RECORD EXTRACTS »
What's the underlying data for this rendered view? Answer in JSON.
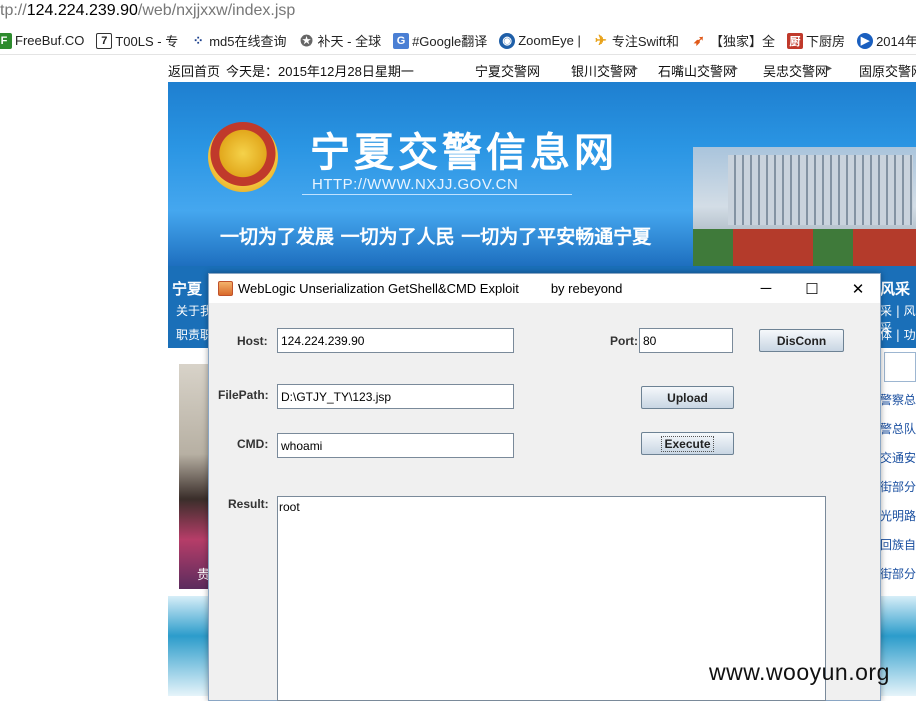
{
  "browser": {
    "address": {
      "prefix": "tp://",
      "host": "124.224.239.90",
      "path": "/web/nxjjxxw/index.jsp"
    },
    "bookmarks": [
      {
        "label": "FreeBuf.CO",
        "icon": "freebuf-icon",
        "color": "#2e8b2e"
      },
      {
        "label": "T00LS - 专",
        "icon": "tools-icon",
        "color": "#333333"
      },
      {
        "label": "md5在线查询",
        "icon": "grid-icon",
        "color": "#1a3e8c"
      },
      {
        "label": "补天 - 全球",
        "icon": "star-icon",
        "color": "#666666"
      },
      {
        "label": "#Google翻译",
        "icon": "google-translate-icon",
        "color": "#4a7fd4"
      },
      {
        "label": "ZoomEye |",
        "icon": "eye-icon",
        "color": "#1f5fa8"
      },
      {
        "label": "专注Swift和",
        "icon": "swift-icon",
        "color": "#e8a21a"
      },
      {
        "label": "【独家】全",
        "icon": "arrow-icon",
        "color": "#e05a1a"
      },
      {
        "label": "下厨房",
        "icon": "kitchen-icon",
        "color": "#c0392b"
      },
      {
        "label": "2014年",
        "icon": "play-icon",
        "color": "#1a5fbf"
      }
    ]
  },
  "webpage": {
    "topnav": {
      "home": "返回首页",
      "date": "今天是：2015年12月28日星期一",
      "links": [
        "宁夏交警网",
        "银川交警网",
        "石嘴山交警网",
        "吴忠交警网",
        "固原交警网"
      ]
    },
    "banner": {
      "title": "宁夏交警信息网",
      "url": "HTTP://WWW.NXJJ.GOV.CN",
      "slogan": "一切为了发展  一切为了人民  一切为了平安畅通宁夏"
    },
    "bluebar": {
      "left_title": "宁夏",
      "left_line2": "关于我",
      "left_line3": "职责职",
      "right_title": "风采",
      "right_line2": "采 | 风采",
      "right_line3": "体 | 功"
    },
    "photo_caption": "贵",
    "right_list": [
      "警察总队",
      "警总队",
      "交通安",
      "街部分",
      "光明路",
      "回族自治",
      "街部分"
    ]
  },
  "dialog": {
    "title": "WebLogic Unserialization GetShell&CMD Exploit",
    "author": "by rebeyond",
    "controls": {
      "minimize": "─",
      "maximize": "☐",
      "close": "✕"
    },
    "host_label": "Host:",
    "host_value": "124.224.239.90",
    "port_label": "Port:",
    "port_value": "80",
    "disconn_label": "DisConn",
    "filepath_label": "FilePath:",
    "filepath_value": "D:\\GTJY_TY\\123.jsp",
    "upload_label": "Upload",
    "cmd_label": "CMD:",
    "cmd_value": "whoami",
    "execute_label": "Execute",
    "result_label": "Result:",
    "result_value": "root"
  },
  "watermark": "www.wooyun.org"
}
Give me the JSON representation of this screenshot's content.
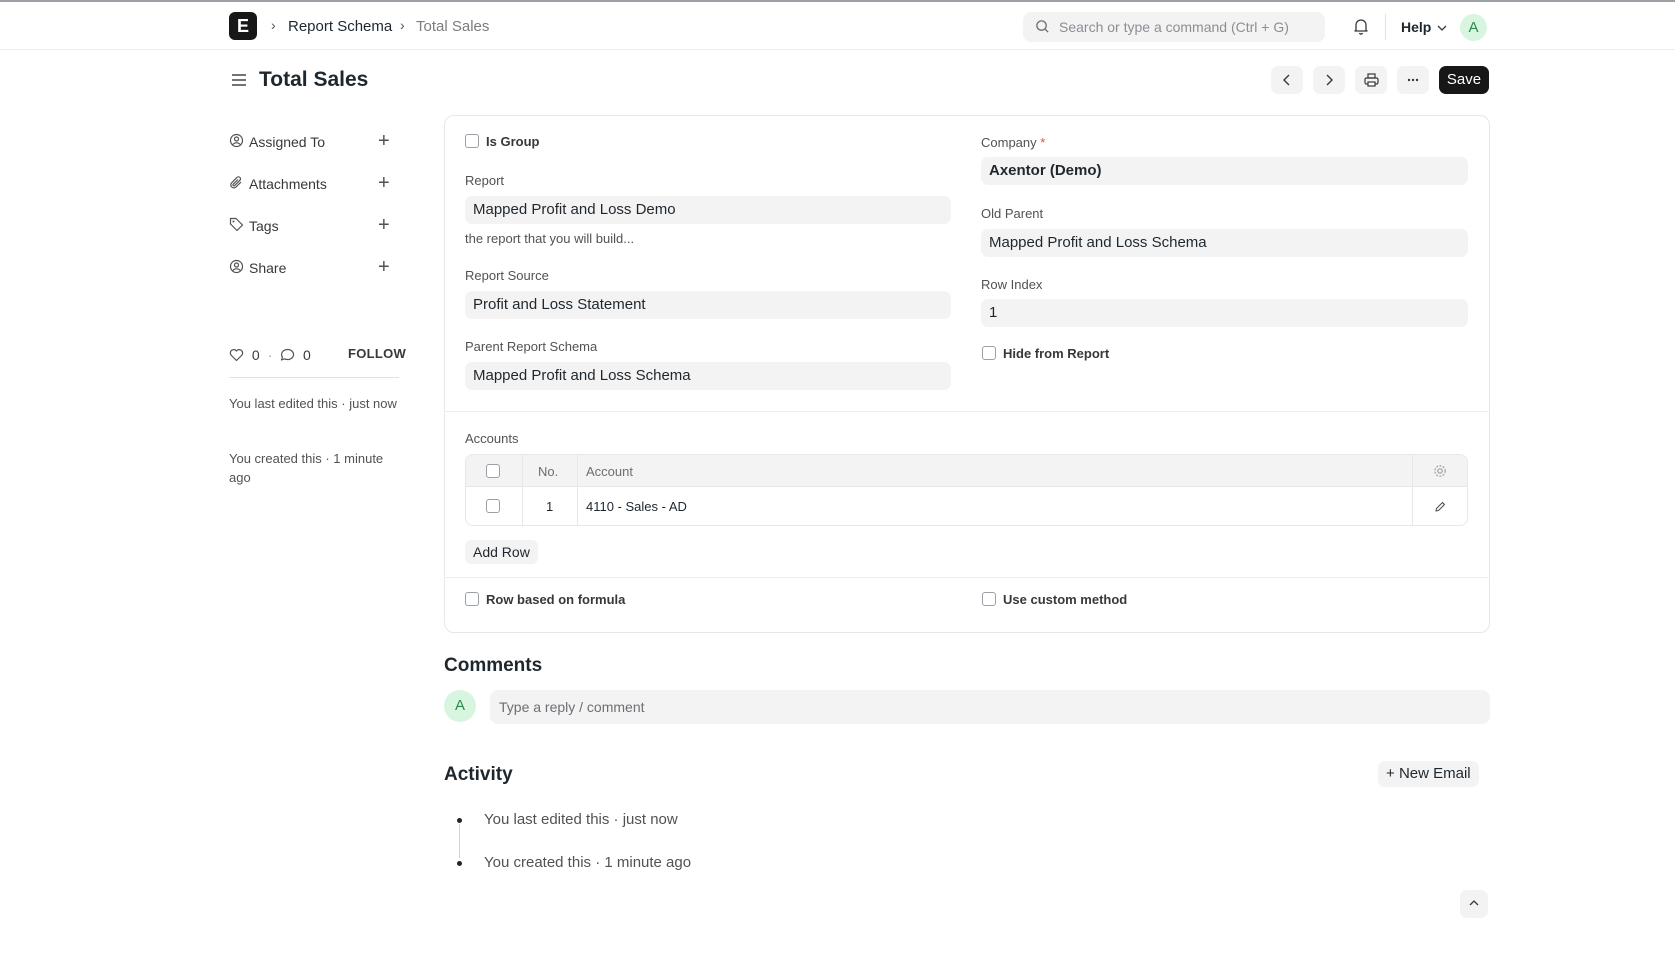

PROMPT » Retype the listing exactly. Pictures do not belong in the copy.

ANSWER BELOW »
What's the underlying data for this rendered view? Answer in JSON.
{
  "browser": {
    "address": {
      "prefix": "tp://",
      "host": "124.224.239.90",
      "path": "/web/nxjjxxw/index.jsp"
    },
    "bookmarks": [
      {
        "label": "FreeBuf.CO",
        "icon": "freebuf-icon",
        "color": "#2e8b2e"
      },
      {
        "label": "T00LS - 专",
        "icon": "tools-icon",
        "color": "#333333"
      },
      {
        "label": "md5在线查询",
        "icon": "grid-icon",
        "color": "#1a3e8c"
      },
      {
        "label": "补天 - 全球",
        "icon": "star-icon",
        "color": "#666666"
      },
      {
        "label": "#Google翻译",
        "icon": "google-translate-icon",
        "color": "#4a7fd4"
      },
      {
        "label": "ZoomEye |",
        "icon": "eye-icon",
        "color": "#1f5fa8"
      },
      {
        "label": "专注Swift和",
        "icon": "swift-icon",
        "color": "#e8a21a"
      },
      {
        "label": "【独家】全",
        "icon": "arrow-icon",
        "color": "#e05a1a"
      },
      {
        "label": "下厨房",
        "icon": "kitchen-icon",
        "color": "#c0392b"
      },
      {
        "label": "2014年",
        "icon": "play-icon",
        "color": "#1a5fbf"
      }
    ]
  },
  "webpage": {
    "topnav": {
      "home": "返回首页",
      "date": "今天是：2015年12月28日星期一",
      "links": [
        "宁夏交警网",
        "银川交警网",
        "石嘴山交警网",
        "吴忠交警网",
        "固原交警网"
      ]
    },
    "banner": {
      "title": "宁夏交警信息网",
      "url": "HTTP://WWW.NXJJ.GOV.CN",
      "slogan": "一切为了发展  一切为了人民  一切为了平安畅通宁夏"
    },
    "bluebar": {
      "left_title": "宁夏",
      "left_line2": "关于我",
      "left_line3": "职责职",
      "right_title": "风采",
      "right_line2": "采 | 风采",
      "right_line3": "体 | 功"
    },
    "photo_caption": "贵",
    "right_list": [
      "警察总队",
      "警总队",
      "交通安",
      "街部分",
      "光明路",
      "回族自治",
      "街部分"
    ]
  },
  "dialog": {
    "title": "WebLogic Unserialization GetShell&CMD Exploit",
    "author": "by rebeyond",
    "controls": {
      "minimize": "─",
      "maximize": "☐",
      "close": "✕"
    },
    "host_label": "Host:",
    "host_value": "124.224.239.90",
    "port_label": "Port:",
    "port_value": "80",
    "disconn_label": "DisConn",
    "filepath_label": "FilePath:",
    "filepath_value": "D:\\GTJY_TY\\123.jsp",
    "upload_label": "Upload",
    "cmd_label": "CMD:",
    "cmd_value": "whoami",
    "execute_label": "Execute",
    "result_label": "Result:",
    "result_value": "root"
  },
  "watermark": "www.wooyun.org"
}
Give me the JSON representation of this screenshot's content.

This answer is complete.